ABB Ltd. Chief Executive Officer Joe Hogan said he’s working to improve the power-grid division’s performance following delays in connecting a German offshore wind farm.
The power-systems division booked a $20 million charge and won’t meet a medium-term operating-margin target of 7 percent to 11 percent of sales this year, Zurich-based ABB said today. The unit, which may post a charge of as much as $50 million in the fourth quarter, will be “back in the middle” of the margin target range in 2013, Hogan said on a conference call.
An economic contraction stemming from the sovereign-debt crisis in countries using the euro has held back earnings across the engineering industry, including at Siemens AG and Schneider Electric SA. Hogan has instigated a savings program at ABB’s low-voltage products unit and is being more selective on projects. The CEO predicted today that ABB will exceed a savings plan of $1 billion this year and is targeting a similar goal next year.
“I get concerned that a lot of the macroeconomic signals point down right now,” Hogan said in a video presentation of earnings. “One area of concern is power systems. I expect to see better performance out of that business in the upcoming quarters.”
ABB dropped as much as 2 percent to 17.25 Swiss francs, the lowest intraday price since Sept. 7, and traded 0.9 percent lower at 3:21 p.m. in Zurich. That values the engineering company at 40.4 billion francs ($43 billion). Siemens stock has gained 4.2 percent in 2012, while Schneider Electric has jumped 19 percent.
The power-systems division’s third-quarter earnings before interest, taxes, depreciation and amortization fell to 5.9 percent of revenue from 9.7 percent a year earlier.
Delays to the DolWin 1 offshore wind project led to the third-quarter charge at the business, ABB said in a presentation. The manufacturer has made some “needed” management and organization changes to the unit to improve performance, Hogan said.
Higher-priced large power-transformer orders should show up in sales during 2013, replacing a backlog of lower-priced contracts that ABB is working through, Hogan said.
Third-quarter net income fell 4 percent to $759 million, ABB said. Analysts predicted profit of $738.2 million. Earnings before interest and taxes fell to $1.14 billion from $1.22 billion, short of an analyst target of $1.17 billion. Orders decreased 5 percent to $9.3 billion.
The difference between profit and what analysts were predicting is “modest,” yet power systems and a more negative forecast relative to the second quarter are disappointing developments, Andreas Willi, a London-based analyst at JPMorgan Chase & Co., said in a note.
“We expect some slight downward revision to estimates due to power systems,” said Takis Spiliopoulos, an analyst at Bank Vontobel in Zurich. “However, our confidence level remains high that the first quarter has been the trough in terms of margins.”
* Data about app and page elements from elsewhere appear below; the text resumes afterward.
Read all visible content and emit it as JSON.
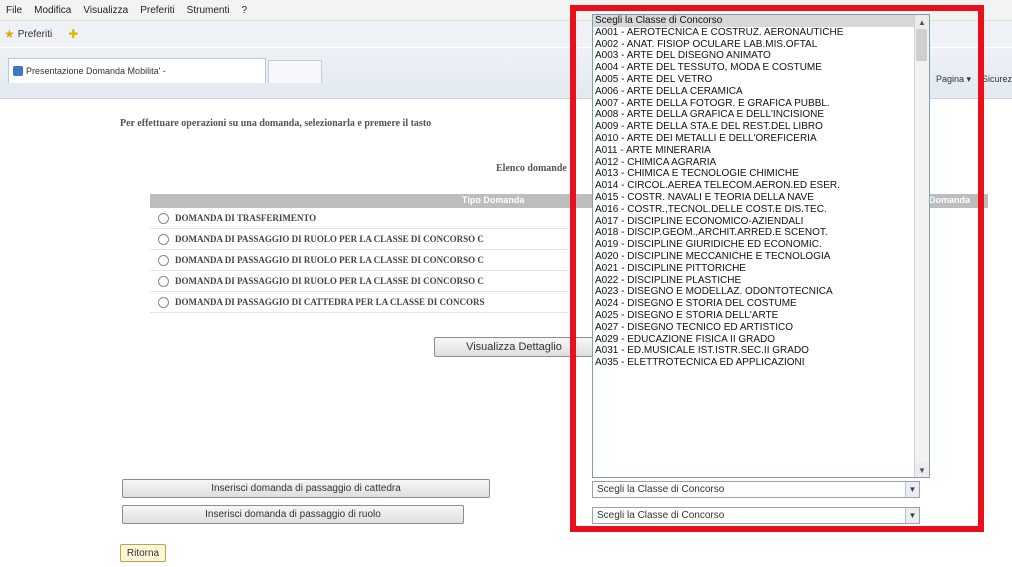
{
  "menu": [
    "File",
    "Modifica",
    "Visualizza",
    "Preferiti",
    "Strumenti",
    "?"
  ],
  "favorites": {
    "label": "Preferiti"
  },
  "tab": {
    "title": "Presentazione Domanda Mobilita' -"
  },
  "toolbar_right": {
    "pagina": "Pagina ▾",
    "sicurezza": "Sicurez"
  },
  "page": {
    "instruction": "Per effettuare operazioni su una domanda, selezionarla e premere il tasto",
    "list_title": "Elenco domande",
    "table": {
      "headers": [
        "Tipo Domanda",
        "Domanda"
      ],
      "rows": [
        "DOMANDA DI TRASFERIMENTO",
        "DOMANDA DI PASSAGGIO DI RUOLO PER LA CLASSE DI CONCORSO C",
        "DOMANDA DI PASSAGGIO DI RUOLO PER LA CLASSE DI CONCORSO C",
        "DOMANDA DI PASSAGGIO DI RUOLO PER LA CLASSE DI CONCORSO C",
        "DOMANDA DI PASSAGGIO DI CATTEDRA PER LA CLASSE DI CONCORS"
      ]
    },
    "details_button": "Visualizza Dettaglio",
    "insert_cattedra_button": "Inserisci domanda di passaggio di cattedra",
    "insert_ruolo_button": "Inserisci domanda di passaggio di ruolo",
    "back_button": "Ritorna"
  },
  "select": {
    "placeholder": "Scegli la Classe di Concorso",
    "options": [
      "Scegli la Classe di Concorso",
      "A001 - AEROTECNICA E COSTRUZ. AERONAUTICHE",
      "A002 - ANAT. FISIOP OCULARE LAB.MIS.OFTAL",
      "A003 - ARTE DEL DISEGNO ANIMATO",
      "A004 - ARTE DEL TESSUTO, MODA E COSTUME",
      "A005 - ARTE DEL VETRO",
      "A006 - ARTE DELLA CERAMICA",
      "A007 - ARTE DELLA FOTOGR. E GRAFICA PUBBL.",
      "A008 - ARTE DELLA GRAFICA E DELL'INCISIONE",
      "A009 - ARTE DELLA STA.E DEL REST.DEL LIBRO",
      "A010 - ARTE DEI METALLI E DELL'OREFICERIA",
      "A011 - ARTE MINERARIA",
      "A012 - CHIMICA AGRARIA",
      "A013 - CHIMICA E TECNOLOGIE CHIMICHE",
      "A014 - CIRCOL.AEREA TELECOM.AERON.ED ESER.",
      "A015 - COSTR. NAVALI E TEORIA DELLA NAVE",
      "A016 - COSTR.,TECNOL.DELLE COST.E DIS.TEC.",
      "A017 - DISCIPLINE ECONOMICO-AZIENDALI",
      "A018 - DISCIP.GEOM.,ARCHIT.ARRED.E SCENOT.",
      "A019 - DISCIPLINE GIURIDICHE ED ECONOMIC.",
      "A020 - DISCIPLINE MECCANICHE E TECNOLOGIA",
      "A021 - DISCIPLINE PITTORICHE",
      "A022 - DISCIPLINE PLASTICHE",
      "A023 - DISEGNO E MODELLAZ. ODONTOTECNICA",
      "A024 - DISEGNO E STORIA DEL COSTUME",
      "A025 - DISEGNO E STORIA DELL'ARTE",
      "A027 - DISEGNO TECNICO ED ARTISTICO",
      "A029 - EDUCAZIONE FISICA II GRADO",
      "A031 - ED.MUSICALE IST.ISTR.SEC.II GRADO",
      "A035 - ELETTROTECNICA ED APPLICAZIONI"
    ],
    "second_select_value": "Scegli la Classe di Concorso"
  },
  "colors": {
    "highlight": "#e8101a",
    "table_header": "#bdbdbd"
  },
  "icons": [
    "favorites-star-icon",
    "add-favorite-icon",
    "page-icon",
    "scroll-up-icon",
    "scroll-down-icon",
    "dropdown-arrow-icon"
  ]
}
Hogan aims for a greater portion of sales from automation and service businesses as uncertainty over wind-farms subsidies threatens new power orders in Europe and the U.S. ABB and Siemens are grappling with issues connecting wind farms to the grid, which contributed to the Munich-based competitor cutting a profit goal earlier this year.
ABB will closely watch economic developments in China, the U.S. and western Europe in coming quarters, Hogan said. Base orders for products under $15 million make up most of ABB’s sales, which increased 4 percent to $9.75 billion.
Hogan, who has led ABB since 2008, reiterated targets for 2015, saying expansion in the U.S. is “paying off” and additional revenue from the acquisition of Thomas & Betts Corp. give ABB reason for “cautious optimism.” At the same time, the stronger U.S. currency cut profit by $100 million in the third quarter.
Cost savings in the first nine months of the year totaled about $820 million. ABB has signaled a temporary freeze on new takeovers until next year as the company digests $10 billion of acquisitions since 2010. The acquisitions of Baldor Electric Co. and Thomas & Betts have boosted the low-voltage and automation units. ABB has said it may spend as much as $10 billion on acquisitions by 2015, mostly in automation.
No major deals are “imminent,” Hogan said today. ABB’s choice of Chief Financial Officer to replace Michael Demare, who is leaving to become chairman of Syngenta AG, will be “very clear” in the next few weeks, he said.